One thing I love about Germany is that I DON’T know everything and that there are still surprises. Take this bit of serendipity for example. On October 25th Steven Brown and I were headed east from Eisenach towards Neudietendorf to scout locations for the Plandampf event the next day. Suddenly I spied out of the corner of my eye a Duewag GT6 heading across an open field adjacent to the interstate, what?! I went into full research panic mode to try to figure out what the hell I had just seen, thanks to having a phone that can access all the worlds information I realized I had seen some part of the Gotha streetcar network, a town which I had no clue even had streetcars. Fate would have it that there was a large traffic jam blocking our way to Neudietendorf so we decided why not go find some streetcars and find an alternate route. I found what looked like a turning loop on the map in the town of Sundhausen south of Gotha. We pulled up and found a small station on a piece of trackage that looked distinctively East German with the single line running on a dedicated track between the road and adjacent houses. A check of the schedule showed one arrival in each direction in just a few minutes, we were in luck.
A quick background on the Gotha streeetcar network; the Gotha network has its beginnings in 1884 with an interurban line into the Thurigan forest completed in 1929. The line was constructed in Meter gauge which was fairly common practice in Germany. Gotha had an interesting place in Streetcar history in the GDR era when the Gotha Wagonfabrik became the primary tram builder for GDR until Tatra trams became the eastern bloc standard. Unlike many networks in the east that were abandoned the Gotha trams have managed to hang on and still operating with mostly GDR era stock. The system operates mainly Tatra KT4D trams supplemented with 4 ex- Mannheim Duewag GT6s. Map below from UrbanRail
First we see Tatra 303 arrive from its trip on the interurban line from Tabarz
Next Tatra 310 arrives with a Route 1 service which will proceed to the turning loop one stop further at the hospital and then return back.
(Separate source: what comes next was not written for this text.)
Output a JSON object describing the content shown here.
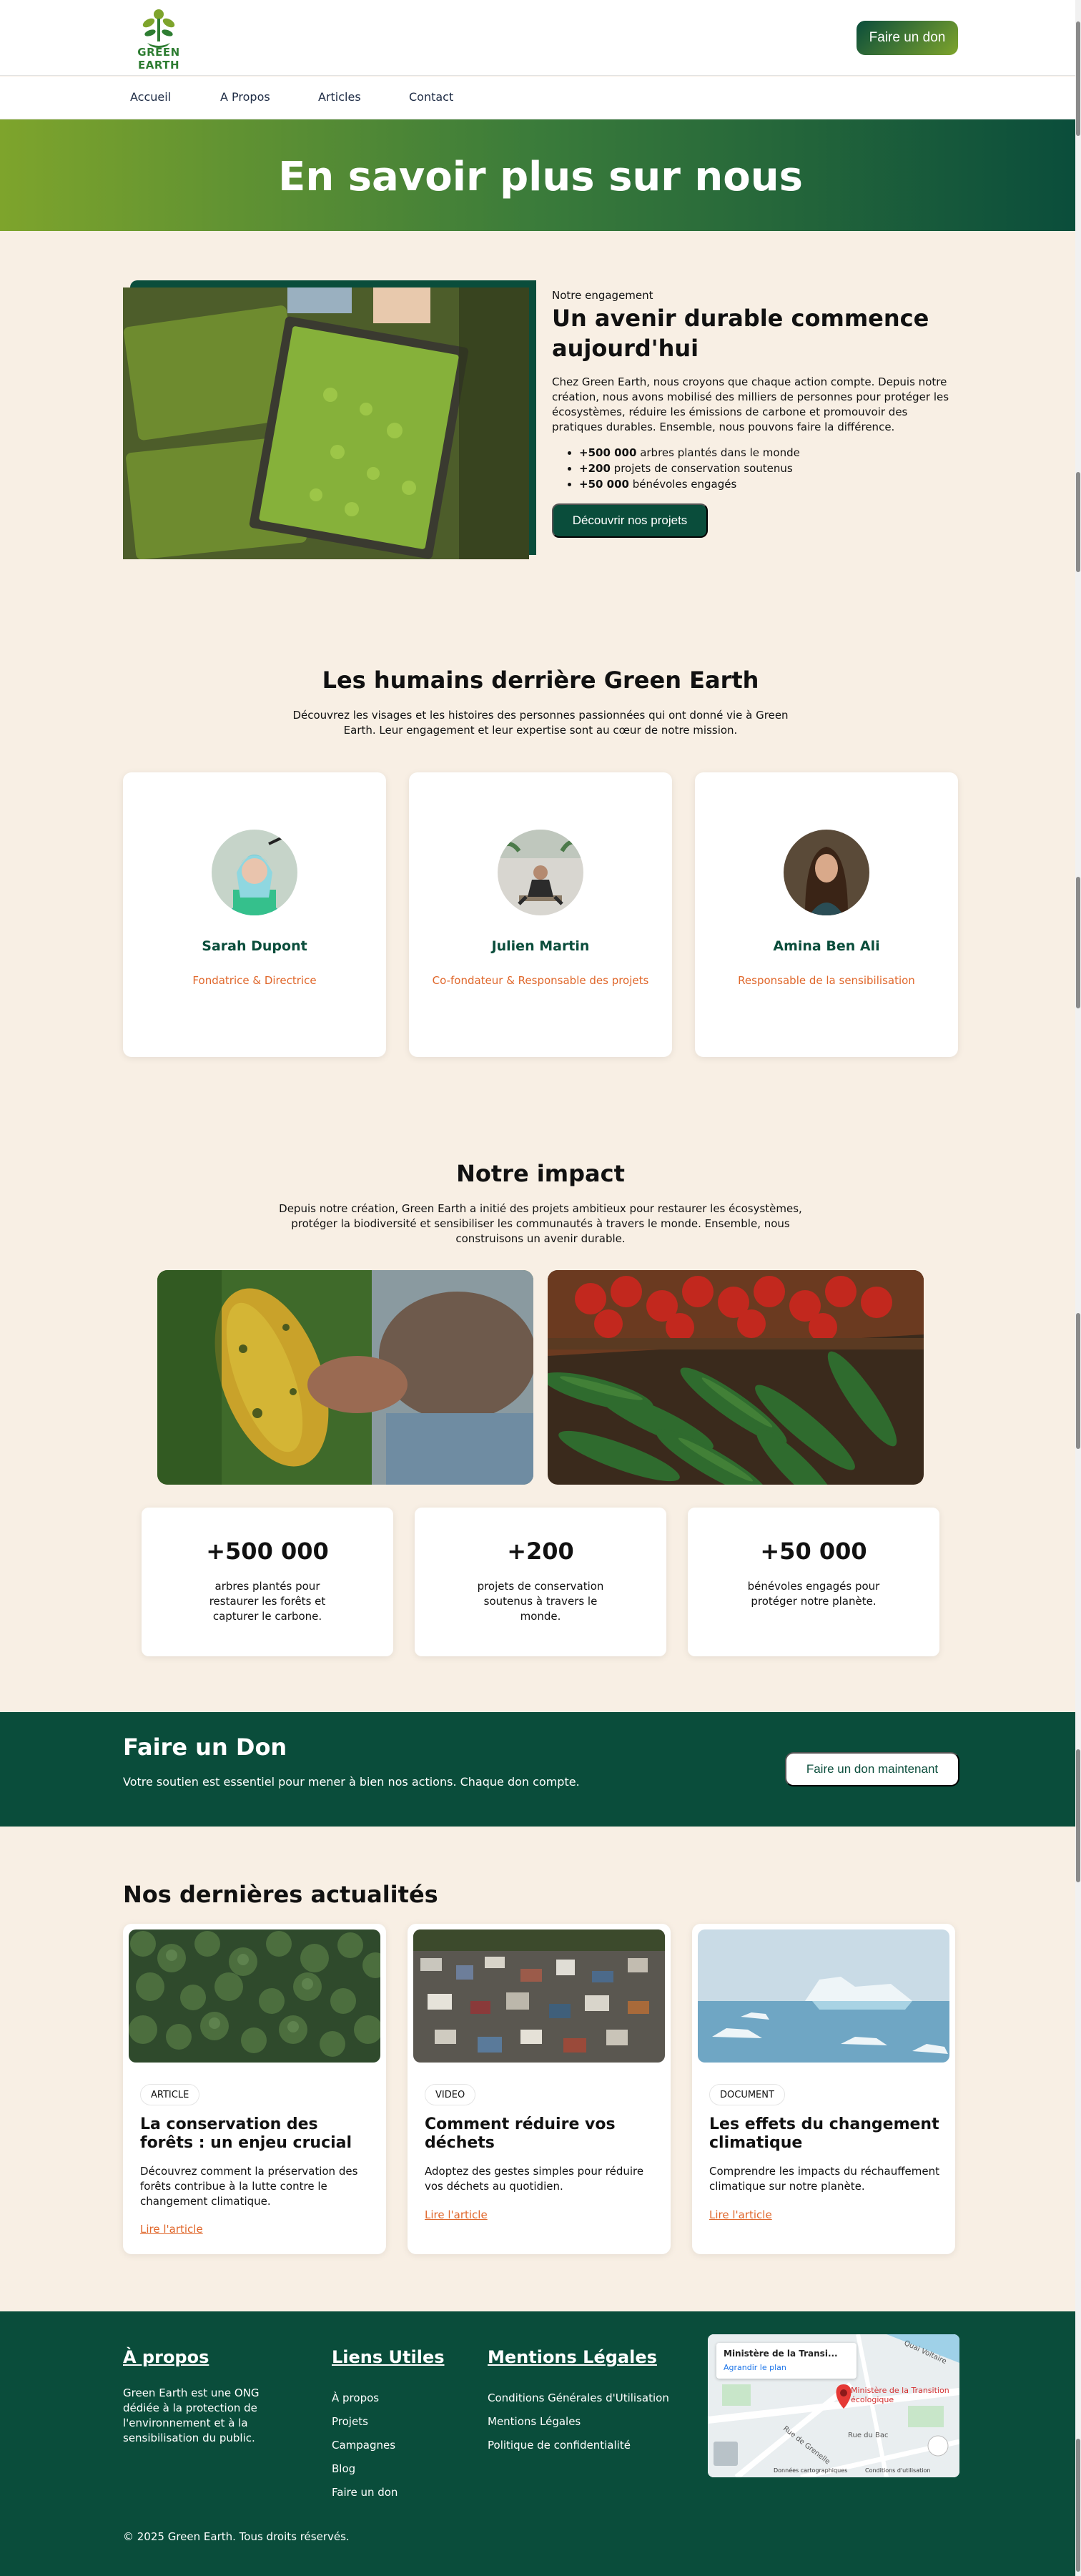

As much as I wanted to stick around we still had some scouting to do so continued south, one day I hope to return to Gotha as it looks like one of the more interesting lines in Germany, totally free of low floor cars and a 21 km long interurban section. Hopefully I can get back before change wipes away this little gem.